[Start of Attachment]
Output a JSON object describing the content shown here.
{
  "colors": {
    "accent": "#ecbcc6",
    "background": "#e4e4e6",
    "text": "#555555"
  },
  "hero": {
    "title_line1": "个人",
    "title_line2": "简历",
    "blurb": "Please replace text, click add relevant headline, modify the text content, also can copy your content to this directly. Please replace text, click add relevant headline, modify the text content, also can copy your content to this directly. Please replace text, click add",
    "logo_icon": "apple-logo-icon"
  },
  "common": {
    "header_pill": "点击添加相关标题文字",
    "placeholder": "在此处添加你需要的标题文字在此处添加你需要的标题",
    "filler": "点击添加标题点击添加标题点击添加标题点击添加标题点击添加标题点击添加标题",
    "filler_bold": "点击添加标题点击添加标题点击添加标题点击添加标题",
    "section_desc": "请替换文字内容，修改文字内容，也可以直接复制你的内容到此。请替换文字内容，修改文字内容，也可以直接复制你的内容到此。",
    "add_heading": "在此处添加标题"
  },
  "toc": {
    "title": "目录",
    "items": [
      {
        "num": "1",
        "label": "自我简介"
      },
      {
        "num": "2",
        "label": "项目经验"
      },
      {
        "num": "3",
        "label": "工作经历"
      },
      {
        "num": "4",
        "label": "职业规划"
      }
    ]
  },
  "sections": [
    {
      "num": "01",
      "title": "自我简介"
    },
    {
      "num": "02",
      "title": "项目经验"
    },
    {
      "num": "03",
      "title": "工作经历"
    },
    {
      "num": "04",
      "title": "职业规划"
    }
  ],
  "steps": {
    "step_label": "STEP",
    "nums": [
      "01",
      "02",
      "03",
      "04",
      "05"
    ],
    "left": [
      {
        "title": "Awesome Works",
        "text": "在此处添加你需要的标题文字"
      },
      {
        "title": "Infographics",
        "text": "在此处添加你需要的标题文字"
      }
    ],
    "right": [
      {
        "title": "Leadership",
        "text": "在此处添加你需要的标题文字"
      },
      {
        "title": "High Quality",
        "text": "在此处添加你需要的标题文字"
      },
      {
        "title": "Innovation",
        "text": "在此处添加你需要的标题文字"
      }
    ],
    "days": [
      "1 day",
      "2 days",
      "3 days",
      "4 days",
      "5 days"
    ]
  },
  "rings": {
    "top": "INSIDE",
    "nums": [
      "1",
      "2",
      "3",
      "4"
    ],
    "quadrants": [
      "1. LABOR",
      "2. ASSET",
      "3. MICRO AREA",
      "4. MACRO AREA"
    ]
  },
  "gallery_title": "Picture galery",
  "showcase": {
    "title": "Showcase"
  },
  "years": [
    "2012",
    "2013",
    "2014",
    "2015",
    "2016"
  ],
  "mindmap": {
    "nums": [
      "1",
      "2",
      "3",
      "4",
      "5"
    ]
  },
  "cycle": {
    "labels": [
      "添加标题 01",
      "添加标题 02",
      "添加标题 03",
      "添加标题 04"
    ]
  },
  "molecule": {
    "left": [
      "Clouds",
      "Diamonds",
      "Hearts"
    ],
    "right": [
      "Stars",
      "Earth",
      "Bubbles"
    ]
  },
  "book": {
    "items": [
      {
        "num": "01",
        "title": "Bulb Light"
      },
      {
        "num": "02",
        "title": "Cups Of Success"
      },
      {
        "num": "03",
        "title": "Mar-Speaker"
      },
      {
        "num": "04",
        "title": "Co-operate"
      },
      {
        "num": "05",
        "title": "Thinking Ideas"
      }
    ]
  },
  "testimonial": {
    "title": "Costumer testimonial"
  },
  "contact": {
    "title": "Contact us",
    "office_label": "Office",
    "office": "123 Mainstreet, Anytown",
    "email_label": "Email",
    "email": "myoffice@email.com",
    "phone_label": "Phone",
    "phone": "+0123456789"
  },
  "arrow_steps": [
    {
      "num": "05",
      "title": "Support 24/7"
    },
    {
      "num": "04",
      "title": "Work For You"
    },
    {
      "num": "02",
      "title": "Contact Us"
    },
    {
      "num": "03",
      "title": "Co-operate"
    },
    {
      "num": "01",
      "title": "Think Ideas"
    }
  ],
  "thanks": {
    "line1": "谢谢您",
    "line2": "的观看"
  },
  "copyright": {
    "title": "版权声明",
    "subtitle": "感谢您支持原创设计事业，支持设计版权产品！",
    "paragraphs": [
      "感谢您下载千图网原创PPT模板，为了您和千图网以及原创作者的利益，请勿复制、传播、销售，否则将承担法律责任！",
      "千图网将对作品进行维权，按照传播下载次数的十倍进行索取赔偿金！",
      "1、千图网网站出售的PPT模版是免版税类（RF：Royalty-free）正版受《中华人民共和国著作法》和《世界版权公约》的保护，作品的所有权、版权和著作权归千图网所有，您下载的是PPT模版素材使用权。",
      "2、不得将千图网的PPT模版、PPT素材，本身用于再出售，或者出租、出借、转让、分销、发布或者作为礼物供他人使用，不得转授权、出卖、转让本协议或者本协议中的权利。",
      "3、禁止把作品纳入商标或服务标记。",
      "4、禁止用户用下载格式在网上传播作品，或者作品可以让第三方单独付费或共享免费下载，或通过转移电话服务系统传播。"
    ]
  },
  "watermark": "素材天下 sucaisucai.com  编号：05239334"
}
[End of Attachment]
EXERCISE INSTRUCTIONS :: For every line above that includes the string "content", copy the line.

OUTPUT OF THE TASK ::
Output a JSON object describing the content shown here.
    "blurb": "Please replace text, click add relevant headline, modify the text content, also can copy your content to this directly. Please replace text, click add relevant headline, modify the text content, also can copy your content to this directly. Please replace text, click add",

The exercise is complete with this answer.